The episode also features a parody of Chris Hansen, the host of To Catch a Predator. Shortly before the episode was produced, a man featured on the program committed suicide by gunshot, leading to a press frenzy. Parker and Stone noted that while they liked the program, they felt with its growing popularity the show's creators were increasingly overstepping their boundaries to catch predators. "We like To Catch a Predator, [but] we like the Constitution more", Stone said.
Tourette Syndrome Association
Prior to the airing, the Tourette Syndrome Association (TSA) issued a press release saying they had requested that Comedy Central air their public service announcements during or after the show and that they "fully expect[ed] it to be offensive and insensitive to people with TS". The President of the TSA said, "we are actually surprised it took the creators so long to use TS as comedy fodder in this program, since no disability, illness or controversial topic is off limits to them." Following the episode, they issued a second press release, expressing concern that the episode perpetuated the misconception that most people with TS have coprolalia (involuntary swearing) when in fact 85–90% of people with TS do not. They conceded that "the episode was surprisingly well-researched. The highly exaggerated emphasis on coprolalia notwithstanding, for the attentive viewer, there was a surprising amount of accurate information conveyed", adding that several elements of the episode "served as a clever device" for providing accurate facts to the public.
The television weblog TV Squad was extremely positive, calling the episode "the stuff of brilliance". IGN gave the episode a rating of 7.5/10, asserting "this isn't the greatest episode, and not the greatest way to bring back the series—but it's got some great laughs and manages to push its single joke further than expected." 411mania took the middle ground, giving the show a 6.5/10 rating, calling it "hit and miss", and contesting that "while the first half of the show suffered because of a one-note joke, the second half showed why this series continues to remain one of the best on television." On the negative side, BuddyTV called the episode a "misfire", criticizing it as "disjointed and a little off-putting."
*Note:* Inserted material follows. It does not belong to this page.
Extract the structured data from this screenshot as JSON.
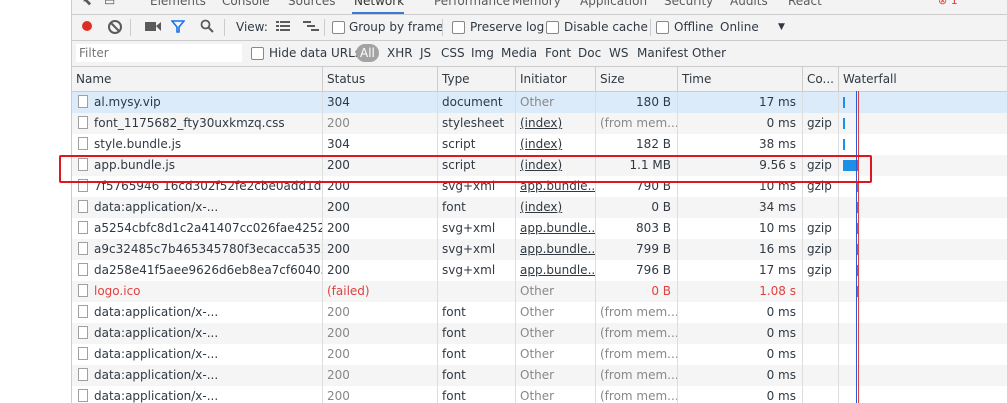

- "Episode guide". South Park Studios. 2007-10-03.
- TSA Voices Concern Over "South Park" October 3rd Episode. Tourette Syndrome Association (2007-10-02). Retrieved on 2007-10-03.
- TSA responds to "South Park" Episode. Tourette Syndrome Association (2007-10-04). Retrieved on 2007-10-04.
- Parker, Trey (August 2008). South Park: The Complete Eleventh Season: "Le Petit Tourette" (Audio commentary) (DVD). Paramount Home Entertainment.
- Stone, Matt (August 2008). South Park: The Complete Eleventh Season: "Le Petit Tourette" (Audio commentary) (DVD). Paramount Home Entertainment.
- "More Criticism For "To Catch A Predator"". CBS News.
- "South Park: Le Petit Tourette - TV Squad". TvSquad. 2007-10-04. Retrieved 2007-10-05.
- "IGN: Le Petit Tourette Review". IGN Entertainment, Inc. 2007-10-04. Retrieved 2007-10-05.
- "Le Petit Tourette 411mania review". 411mania. 2007-10-04. Retrieved 2007-10-05.
- "South Park : Cartman, Tourette's, and Chris Hanson". BuddyTv. 2007-10-03. Retrieved 2007-10-05.
- "Comedy Central TV Show Schedule". Comedy Central. 2007-10-03. Retrieved 2007-10-06.